◆ Records for processing ◆
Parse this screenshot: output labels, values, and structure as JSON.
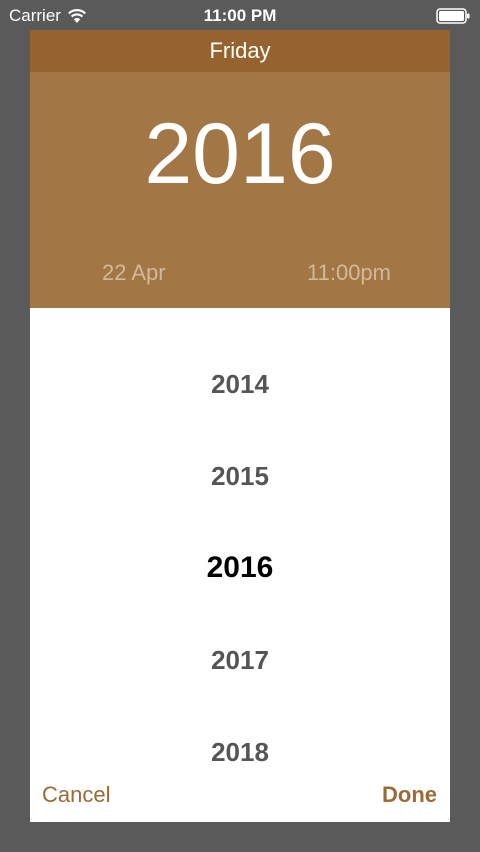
{
  "status_bar": {
    "carrier": "Carrier",
    "time": "11:00 PM"
  },
  "header": {
    "day": "Friday"
  },
  "selection": {
    "year": "2016",
    "date": "22 Apr",
    "time": "11:00pm"
  },
  "years": [
    "2014",
    "2015",
    "2016",
    "2017",
    "2018"
  ],
  "actions": {
    "cancel_label": "Cancel",
    "done_label": "Done"
  },
  "colors": {
    "header_bg": "#96632f",
    "panel_bg": "#a37646",
    "accent": "#9b6a36",
    "backdrop": "#5a5a5a"
  }
}
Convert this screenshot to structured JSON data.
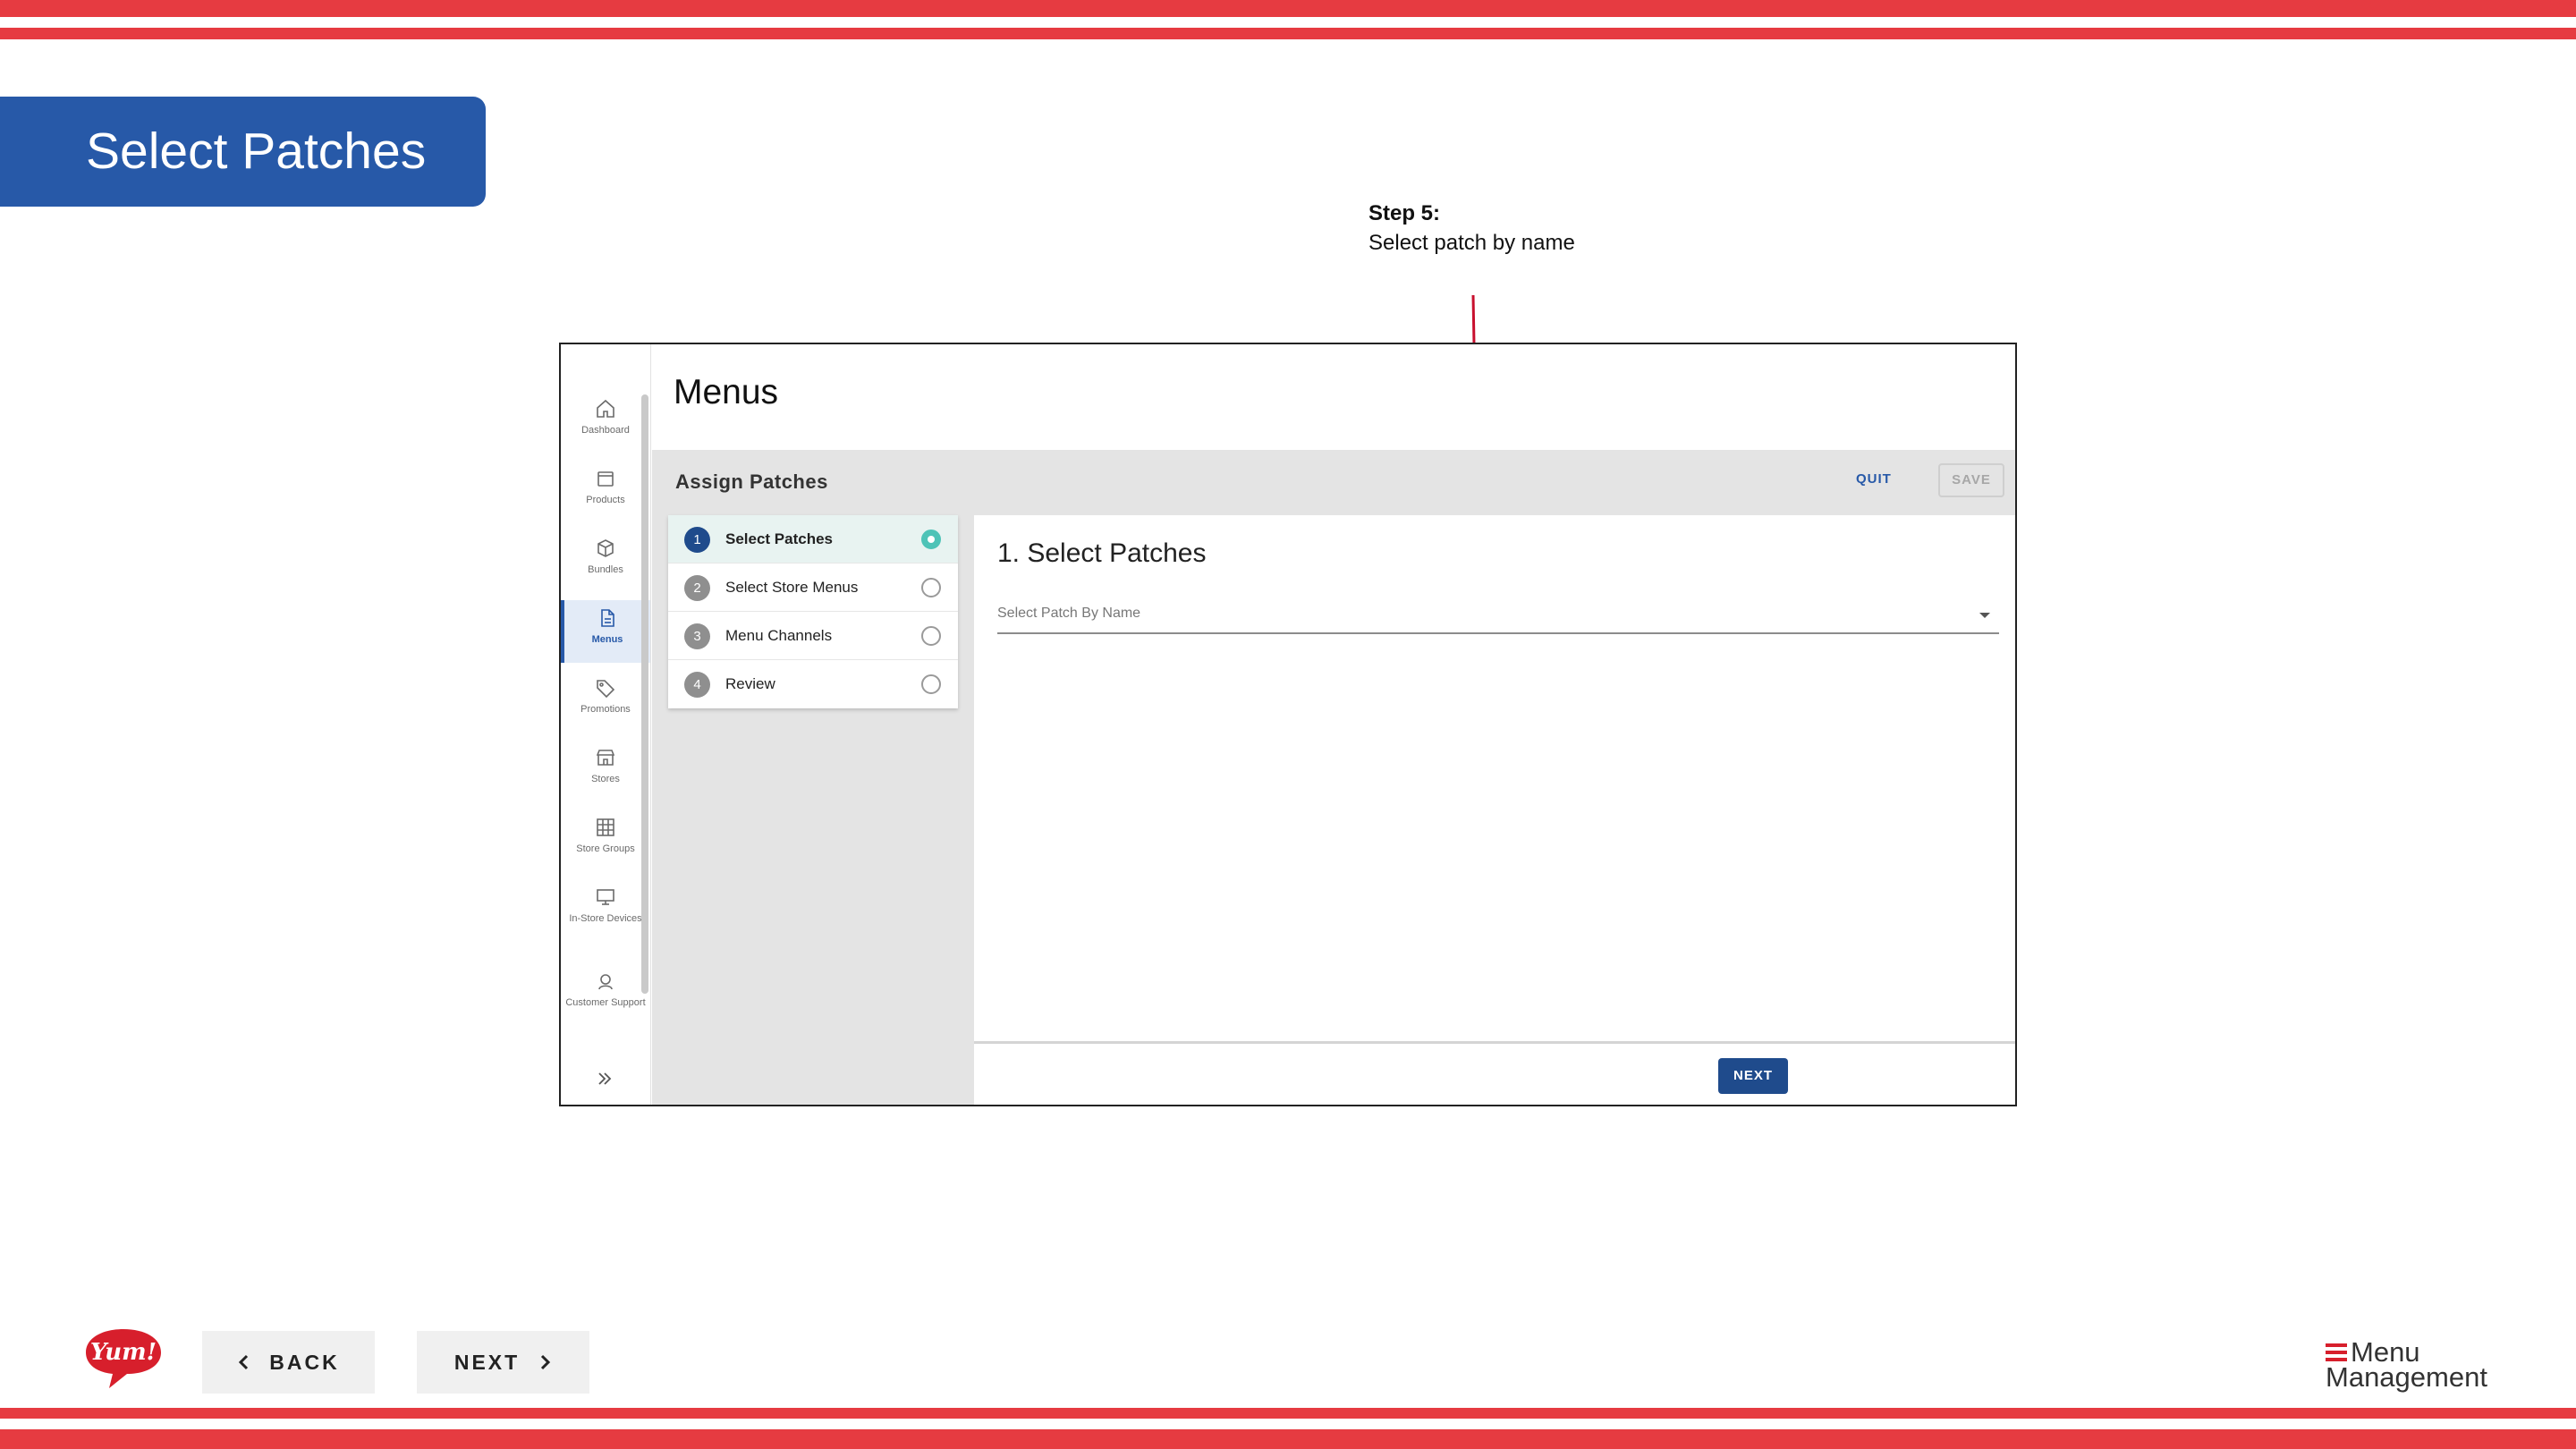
{
  "slide": {
    "title": "Select Patches",
    "step_note": {
      "heading": "Step 5:",
      "text": "Select patch by name"
    },
    "back_label": "BACK",
    "next_label": "NEXT",
    "brand_left": "Yum!",
    "brand_right": {
      "line1": "Menu",
      "line2": "Management"
    }
  },
  "app": {
    "sidebar": {
      "items": [
        {
          "label": "Dashboard",
          "icon": "home-icon"
        },
        {
          "label": "Products",
          "icon": "box-icon"
        },
        {
          "label": "Bundles",
          "icon": "cube-icon"
        },
        {
          "label": "Menus",
          "icon": "document-icon",
          "active": true
        },
        {
          "label": "Promotions",
          "icon": "tag-icon"
        },
        {
          "label": "Stores",
          "icon": "storefront-icon"
        },
        {
          "label": "Store Groups",
          "icon": "grid-icon"
        },
        {
          "label": "In-Store Devices",
          "icon": "monitor-icon"
        },
        {
          "label": "Customer Support",
          "icon": "headset-icon"
        }
      ]
    },
    "page_title": "Menus",
    "assign": {
      "title": "Assign Patches",
      "quit_label": "QUIT",
      "save_label": "SAVE"
    },
    "steps": [
      {
        "number": "1",
        "label": "Select Patches",
        "active": true
      },
      {
        "number": "2",
        "label": "Select Store Menus"
      },
      {
        "number": "3",
        "label": "Menu Channels"
      },
      {
        "number": "4",
        "label": "Review"
      }
    ],
    "panel": {
      "title": "1. Select Patches",
      "select_placeholder": "Select Patch By Name",
      "next_label": "NEXT"
    }
  },
  "colors": {
    "stripe": "#e63b41",
    "title_tab": "#2759a8",
    "primary": "#1f4b8c",
    "active_radio": "#4ec3b7",
    "arrow": "#c8102e"
  }
}
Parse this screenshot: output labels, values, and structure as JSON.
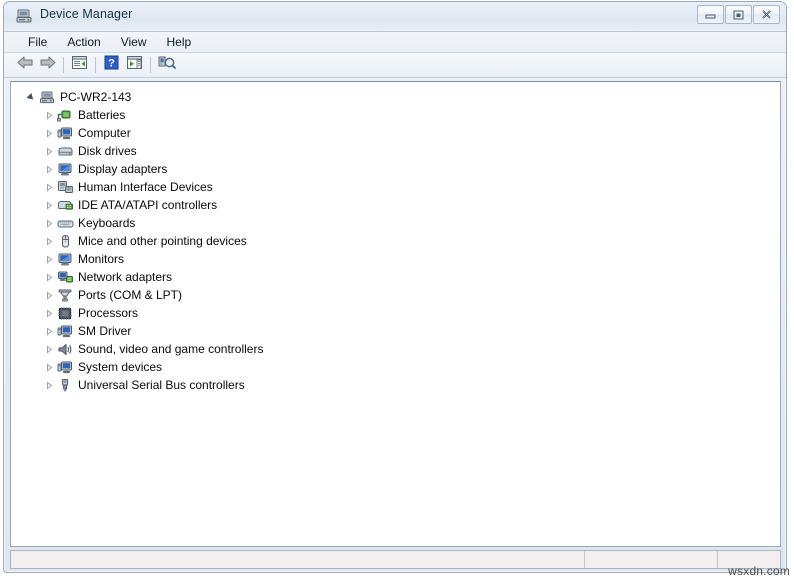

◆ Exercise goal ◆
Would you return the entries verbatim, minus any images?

◆ Task answer ◆
Parse this screenshot: output labels, values, and structure as JSON.
{
  "status_bar": {
    "carrier": "Carrier",
    "time": "11:00 PM"
  },
  "header": {
    "day": "Friday"
  },
  "selection": {
    "year": "2016",
    "date": "22 Apr",
    "time": "11:00pm"
  },
  "years": [
    "2014",
    "2015",
    "2016",
    "2017",
    "2018"
  ],
  "actions": {
    "cancel_label": "Cancel",
    "done_label": "Done"
  },
  "colors": {
    "header_bg": "#96632f",
    "panel_bg": "#a37646",
    "accent": "#9b6a36",
    "backdrop": "#5a5a5a"
  }
}
Convert this screenshot to structured JSON data.
{
  "slide": {
    "title": "Select Patches",
    "step_note": {
      "heading": "Step 5:",
      "text": "Select patch by name"
    },
    "back_label": "BACK",
    "next_label": "NEXT",
    "brand_left": "Yum!",
    "brand_right": {
      "line1": "Menu",
      "line2": "Management"
    }
  },
  "app": {
    "sidebar": {
      "items": [
        {
          "label": "Dashboard",
          "icon": "home-icon"
        },
        {
          "label": "Products",
          "icon": "box-icon"
        },
        {
          "label": "Bundles",
          "icon": "cube-icon"
        },
        {
          "label": "Menus",
          "icon": "document-icon",
          "active": true
        },
        {
          "label": "Promotions",
          "icon": "tag-icon"
        },
        {
          "label": "Stores",
          "icon": "storefront-icon"
        },
        {
          "label": "Store Groups",
          "icon": "grid-icon"
        },
        {
          "label": "In-Store Devices",
          "icon": "monitor-icon"
        },
        {
          "label": "Customer Support",
          "icon": "headset-icon"
        }
      ]
    },
    "page_title": "Menus",
    "assign": {
      "title": "Assign Patches",
      "quit_label": "QUIT",
      "save_label": "SAVE"
    },
    "steps": [
      {
        "number": "1",
        "label": "Select Patches",
        "active": true
      },
      {
        "number": "2",
        "label": "Select Store Menus"
      },
      {
        "number": "3",
        "label": "Menu Channels"
      },
      {
        "number": "4",
        "label": "Review"
      }
    ],
    "panel": {
      "title": "1. Select Patches",
      "select_placeholder": "Select Patch By Name",
      "next_label": "NEXT"
    }
  },
  "colors": {
    "stripe": "#e63b41",
    "title_tab": "#2759a8",
    "primary": "#1f4b8c",
    "active_radio": "#4ec3b7",
    "arrow": "#c8102e"
  }
}
Parse this screenshot: output labels, values, and structure as JSON.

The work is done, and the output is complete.